Hillary Clinton's coronation party will not be held in Miami. Local leaders have decided to drop their bid to host the 2016 Democratic National Convention, citing lack of time to prepare a competitive package. Though, organizers still have an eye on hosting a party convention in 2020.
Despite an economy that relies on hosting big-time events, Miami has not hosted a political convention since 1972 when the Miami Beach Convention Center played host to both the Democratic and Republican conventions.
Local leaders from Miami, Miami Beach, and the county sought to possibly change that in March when Miami-Dade Mayor Carlos A. Gimenez, Miami Mayor Tomás P. Regalado, Miami Beach Mayor Philip Levine, and tourism bureau head William D. Talbert II sent a letter to DNC chief Debbie Wasserman Schultz signaling that they'd like to hold the convention.
In April it was announced that Miami was in the running with 14 other cities to host the event.
If you like this story, consider signing up for our email newsletters.
SHOW ME HOW
You have successfully signed up for your selected newsletter(s) - please keep an eye on your mailbox, we're movin' in!
According to the Miami Herald, that bid has now been dropped.
"We continue feeling very strongly that Miami would be the absolute best site for any political convention based on all of the attributes that our community has to offer and we urge you to consider taking steps so that we may organize ourselves with anticipation to potentially pursue the conventions in 2020," wrote organizer Matt Balsera in an email obtained by the paper.

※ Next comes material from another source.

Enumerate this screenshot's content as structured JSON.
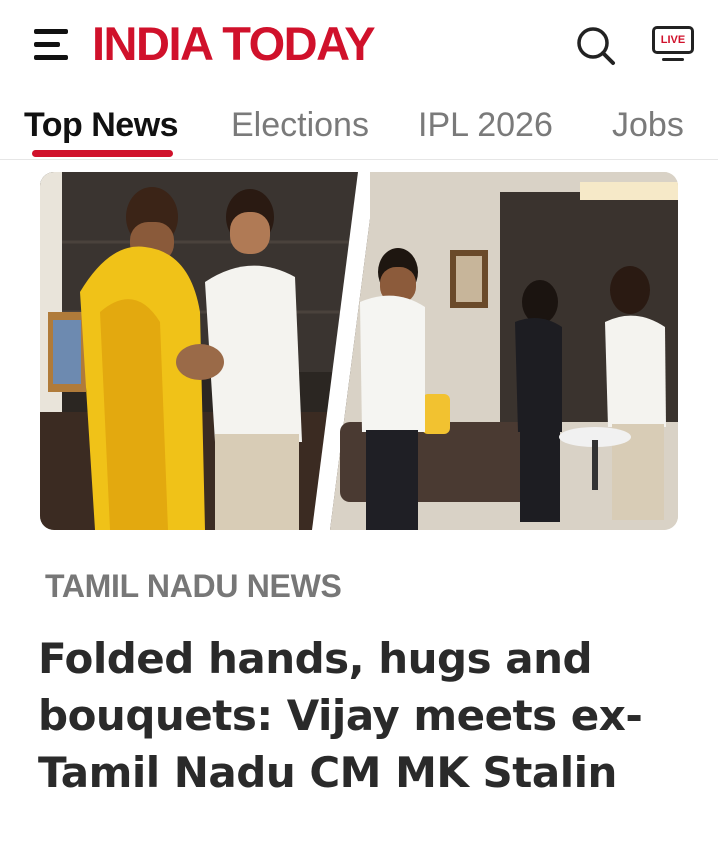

Tampa has hosted the RNC in 2012, and wound up with a bill of $50 million. Like many big events, including Super Bowls, evidence that political conventions provide economic activity that warrant that kind of spending are inconclusive.